A U.S. think tank reported that satellite images showed what appeared to be fueling activity at a North Korea launch site — activity consistent with what has been observed one to two weeks prior to a rocket launch.
This would also fall within the timetable that Pyongyang gave U.N. authorities, saying that the country would be launching an earth observation satellite sometime between Feb. 8 and Feb. 25
The report said the images indicated no significant changes at the launch pad itself, where work platforms on the gantry towers remained folded forward. It said coverings obscured whether a space-launch vehicle was present on the pad.
“Although there is no activity indicating an imminent launch, the gantry tower and launch pad complex appear to be capable of conducting a launch within the announced launch window,” it said.

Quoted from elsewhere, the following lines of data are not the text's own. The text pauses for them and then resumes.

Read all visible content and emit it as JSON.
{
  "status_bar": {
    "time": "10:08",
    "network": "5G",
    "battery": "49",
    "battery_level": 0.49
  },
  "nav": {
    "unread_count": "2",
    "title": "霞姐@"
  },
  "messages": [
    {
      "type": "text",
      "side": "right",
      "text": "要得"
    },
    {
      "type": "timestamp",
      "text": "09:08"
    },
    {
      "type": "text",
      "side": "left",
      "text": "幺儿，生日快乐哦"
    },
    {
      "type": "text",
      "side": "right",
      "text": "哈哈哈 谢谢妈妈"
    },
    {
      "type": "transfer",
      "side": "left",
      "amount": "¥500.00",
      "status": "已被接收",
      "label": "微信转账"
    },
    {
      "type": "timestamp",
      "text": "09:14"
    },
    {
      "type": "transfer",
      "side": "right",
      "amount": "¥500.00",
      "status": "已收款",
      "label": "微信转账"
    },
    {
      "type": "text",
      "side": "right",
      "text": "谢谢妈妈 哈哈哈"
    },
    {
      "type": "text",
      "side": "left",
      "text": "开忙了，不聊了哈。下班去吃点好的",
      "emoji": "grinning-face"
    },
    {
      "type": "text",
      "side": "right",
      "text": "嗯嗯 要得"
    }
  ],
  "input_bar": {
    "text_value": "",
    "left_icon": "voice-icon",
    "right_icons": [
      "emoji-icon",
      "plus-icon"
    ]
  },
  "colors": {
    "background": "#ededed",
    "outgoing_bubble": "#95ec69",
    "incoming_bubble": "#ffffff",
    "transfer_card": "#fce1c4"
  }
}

North Korea says it has a sovereign right to pursue a space program. But it is barred under U.N. Security Council resolutions from using ballistic missile technology.
Coming so soon after North Korea’s fourth nuclear test on Jan. 6, a rocket launch would raise concern that it plans to fit nuclear warheads on its missiles, giving it the capability to strike South Korea, Japan and possibly the U.S. West Coast.
The United States has deployed missile defense systems that will work with the Japanese and South Korean militaries to track the launch.
Have a tip we should know? firstname.lastname@example.org